There is evidence (Closing Doors, LHF 2000) of loss of social
housing through regeneration schemes. However there is also evidence
of good practice in using temporarily empty homes both for homeless
families and for key workers. An example of this is Stonebridge
HAT, in Brent where demolition and new building will result in
a loss of 375 homes at the end of ten years. This is necessary,
in order to create a better environment, integrated with the surrounding
neighbourhood. However Stonebridge HAT are making very effective
use of temporarily empty homes, by letting 84 to Notting Hill
Housing Trust for homeless families and 63 to Brent Community
Housing for single people, including many key workers. The HAT
benefits from these arrangements by keeping the homes occupied
and from collecting rental and service charges. It is recommended
that regional estimates be made of the potential number of empty
homes that could be used on a temporary basis in regeneration
schemes. Best practice needs to be promoted by the Government
Office for London and the new Bed and Breakfast Unit. In addition
consideration should also be given to making the effective temporary
use of homes a requirement for public funding for regeneration
schemes in London.
Empty homes owned by public agencies
The Treasury requirements for public agencies to obtain a
good return from their empty properties militates against their
use for social purposes, as it results in high rents being charged,
which are outside Housing Benefit rent ceilings. In the case of
the Highways Agency it led to properties being transferred to
private sector managing agents in 1998. However there is the potential
to use these properties for homeless families, if either rent
yields are reduced or more flexibility is introduced into Housing
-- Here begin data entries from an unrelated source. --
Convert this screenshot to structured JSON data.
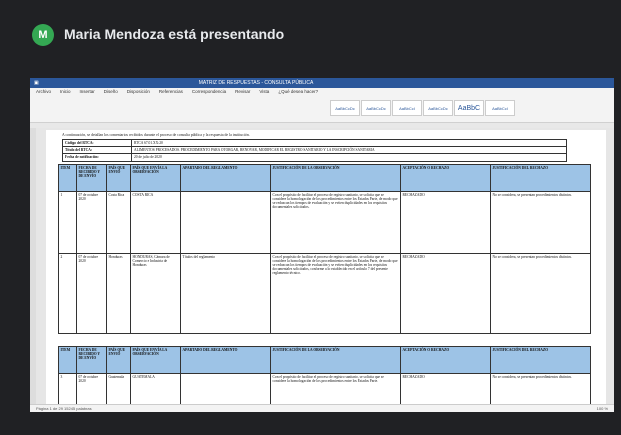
{
  "meeting": {
    "avatar_letter": "M",
    "presenter_text": "Maria Mendoza está presentando"
  },
  "word": {
    "title": "MATRIZ DE RESPUESTAS - CONSULTA PÚBLICA",
    "menu": [
      "Archivo",
      "Inicio",
      "Insertar",
      "Diseño",
      "Disposición",
      "Referencias",
      "Correspondencia",
      "Revisar",
      "Vista",
      "¿Qué desea hacer?"
    ],
    "styles": [
      "AaBbCcDc",
      "AaBbCcDc",
      "AaBbCcI",
      "AaBbCcDc",
      "AaBbC",
      "AaBbCcI"
    ],
    "status_left": "Página 1 de 29   15245 palabras",
    "status_right": "100 %"
  },
  "doc": {
    "intro": "A continuación, se detallan los comentarios recibidos durante el proceso de consulta pública y la respuesta de la institución.",
    "info": [
      {
        "k": "Código del RTCA:",
        "v": "RTCA 67.01.XX:20"
      },
      {
        "k": "Título del RTCA:",
        "v": "ALIMENTOS PROCESADOS. PROCEDIMIENTO PARA OTORGAR, RENOVAR, MODIFICAR EL REGISTRO SANITARIO Y LA INSCRIPCIÓN SANITARIA"
      },
      {
        "k": "Fecha de notificación:",
        "v": "20 de julio de 2020"
      }
    ],
    "headers": [
      "ITEM",
      "FECHA DE RECIBIDO Y DE ENVÍO",
      "PAÍS QUE ENVIÓ",
      "PAÍS QUE ENVÍA LA OBSERVACIÓN",
      "APARTADO DEL REGLAMENTO",
      "JUSTIFICACIÓN DE LA OBSERVACIÓN",
      "ACEPTACIÓN O RECHAZO",
      "JUSTIFICACIÓN DEL RECHAZO"
    ],
    "rows": [
      {
        "item": "1",
        "fecha": "07 de octubre 2020",
        "pais": "Costa Rica",
        "pais_envia": "COSTA RICA",
        "apartado": "",
        "justificacion": "Con el propósito de facilitar el proceso de registro sanitario, se solicita que se considere la homologación de los procedimientos entre los Estados Parte, de modo que se reduzcan los tiempos de evaluación y se eviten duplicidades en los requisitos documentales solicitados.",
        "aceptacion": "RECHAZADO",
        "rechazo": "No se considera, se presentan procedimientos distintos."
      },
      {
        "item": "2",
        "fecha": "07 de octubre 2020",
        "pais": "Honduras",
        "pais_envia": "HONDURAS, Cámara de Comercio e Industria de Honduras",
        "apartado": "Títulos del reglamento",
        "justificacion": "Con el propósito de facilitar el proceso de registro sanitario, se solicita que se considere la homologación de los procedimientos entre los Estados Parte, de modo que se reduzcan los tiempos de evaluación y se eviten duplicidades en los requisitos documentales solicitados, conforme a lo establecido en el artículo 7 del presente reglamento técnico.",
        "aceptacion": "RECHAZADO",
        "rechazo": "No se considera, se presentan procedimientos distintos."
      },
      {
        "item": "3",
        "fecha": "07 de octubre 2020",
        "pais": "Guatemala",
        "pais_envia": "GUATEMALA",
        "apartado": "",
        "justificacion": "Con el propósito de facilitar el proceso de registro sanitario, se solicita que se considere la homologación de los procedimientos entre los Estados Parte.",
        "aceptacion": "RECHAZADO",
        "rechazo": "No se considera, se presentan procedimientos distintos."
      }
    ]
  }
}
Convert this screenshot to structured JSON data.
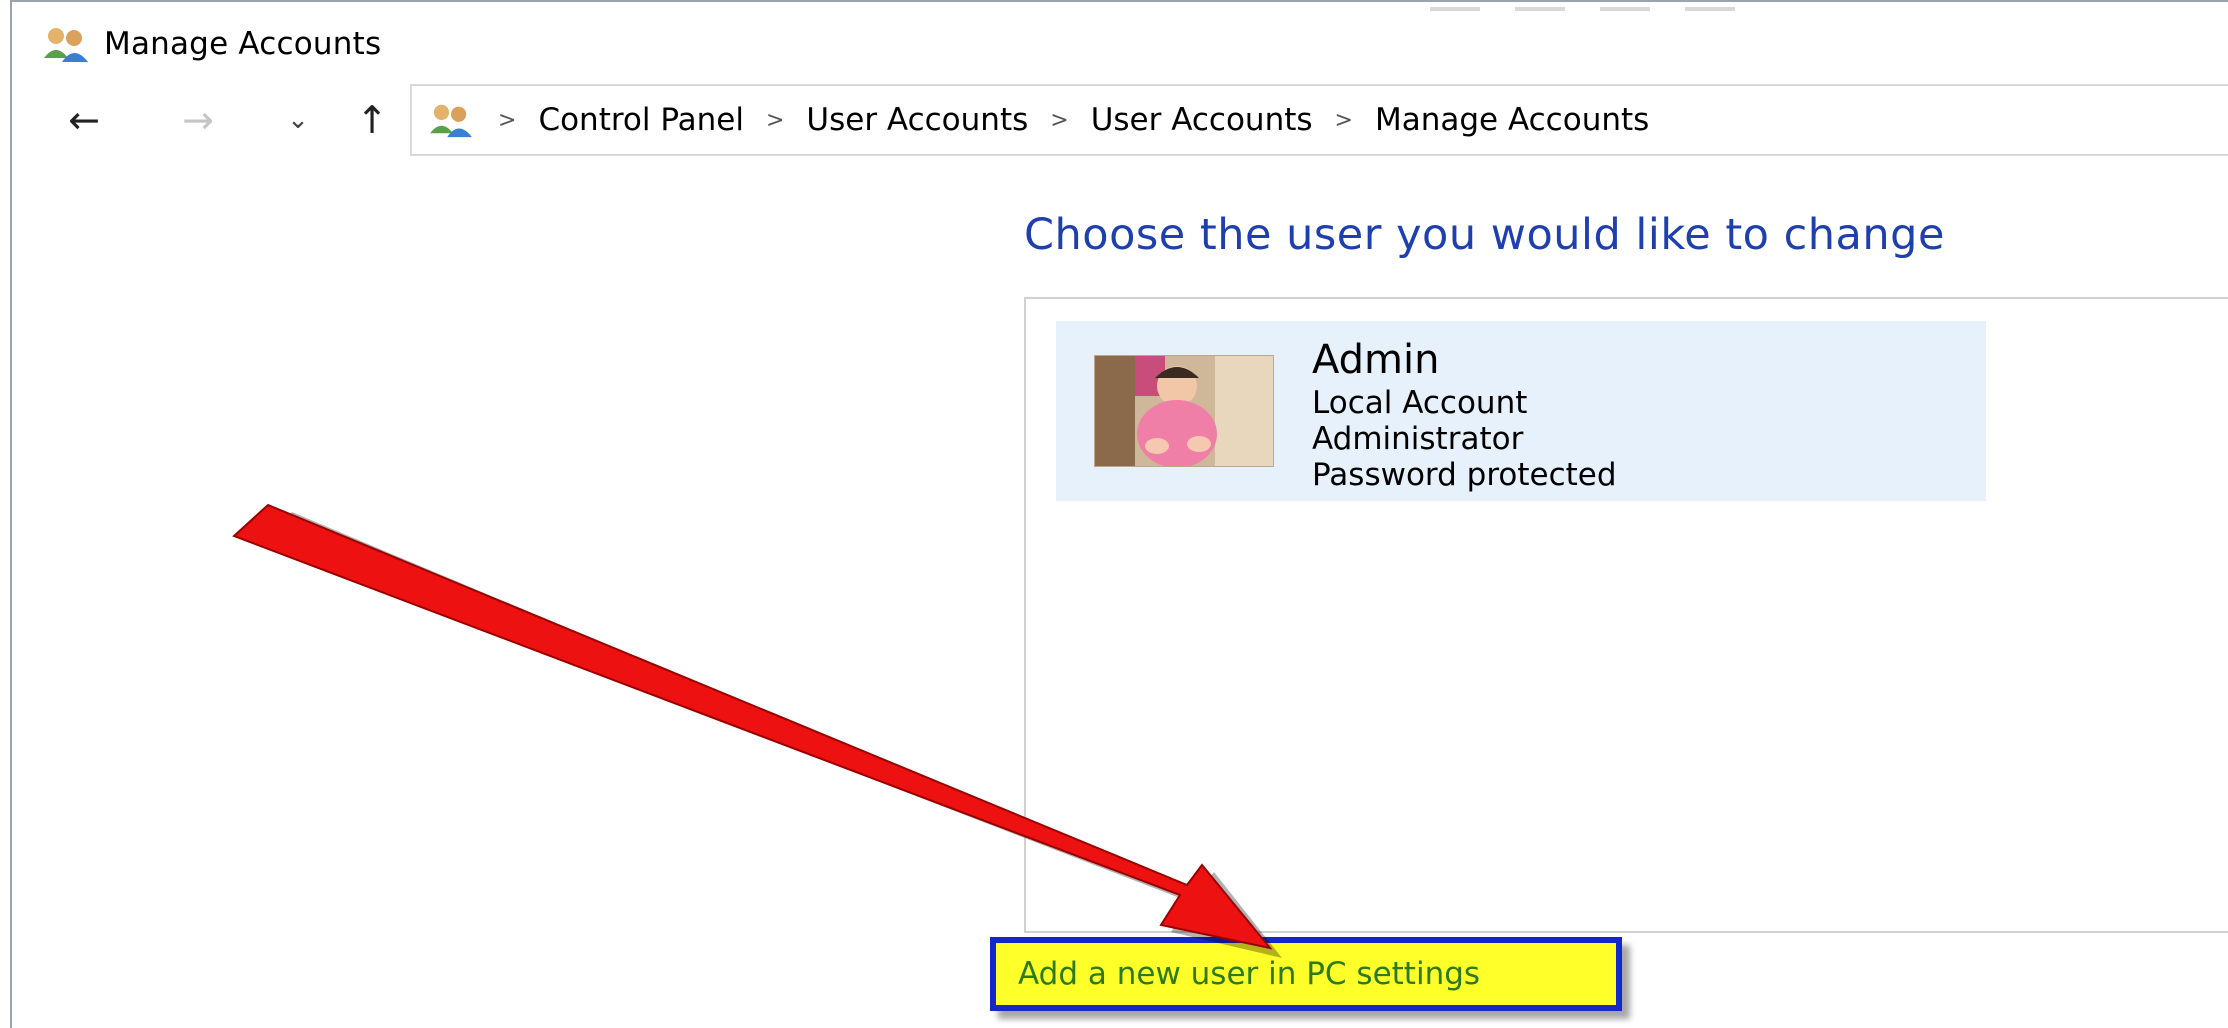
{
  "window": {
    "title": "Manage Accounts"
  },
  "nav": {
    "back_glyph": "←",
    "forward_glyph": "→",
    "recent_glyph": "⌄",
    "up_glyph": "↑"
  },
  "address": {
    "icon": "user-accounts-icon",
    "separator": ">",
    "crumbs": [
      "Control Panel",
      "User Accounts",
      "User Accounts",
      "Manage Accounts"
    ]
  },
  "main": {
    "heading": "Choose the user you would like to change",
    "accounts": [
      {
        "name": "Admin",
        "type": "Local Account",
        "role": "Administrator",
        "status": "Password protected"
      }
    ],
    "add_user_link": "Add a new user in PC settings"
  },
  "colors": {
    "heading": "#1e3fae",
    "tile_bg": "#e6f1fb",
    "highlight_bg": "#ffff2a",
    "highlight_border": "#1428c8",
    "link_text": "#2c7a1a",
    "arrow": "#ee1111"
  }
}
Benefit arrangements for homeless families. These properties could
also be used as housing for key workers, if market related rents
6. SUMMARY OF
The DLTR's Select Committee's inquiry into Empty Homes is
most welcome. This memorandum focuses on action that can be taken
to ameliorate some of the problems in London and other high cost
areas. There is still considerable potential to improve the use
of empty and underused property. Despite high levels of demand,
there are still over 100,000 empty homes in the capital, with
a significant number empty for over a year and a similar number
of under used properties in areas such as shopping high streets.
However a number of strategies need to be in place in order to
create the administrative and funding environment in which this
The recommendations in this memorandum focus on some specific
actions, which could be taken. These are:
The introduction of a statutory requirement for
local authorities and regional government to develop empty property
A review of the capital funding arrangements for
empty property so that it can be used for social purposes, especially
temporary accommodation for homeless families and key workers.
A review of the Housing Benefit arrangements for
RSLs managing temporary accommodation schemes.
A review of the number of empty homes in publicly
funded regeneration schemes in the capital and consideration of
whether a requirement could be introduced to use these homes during
the development process.
Senior Visiting Research Fellow
University of Westminster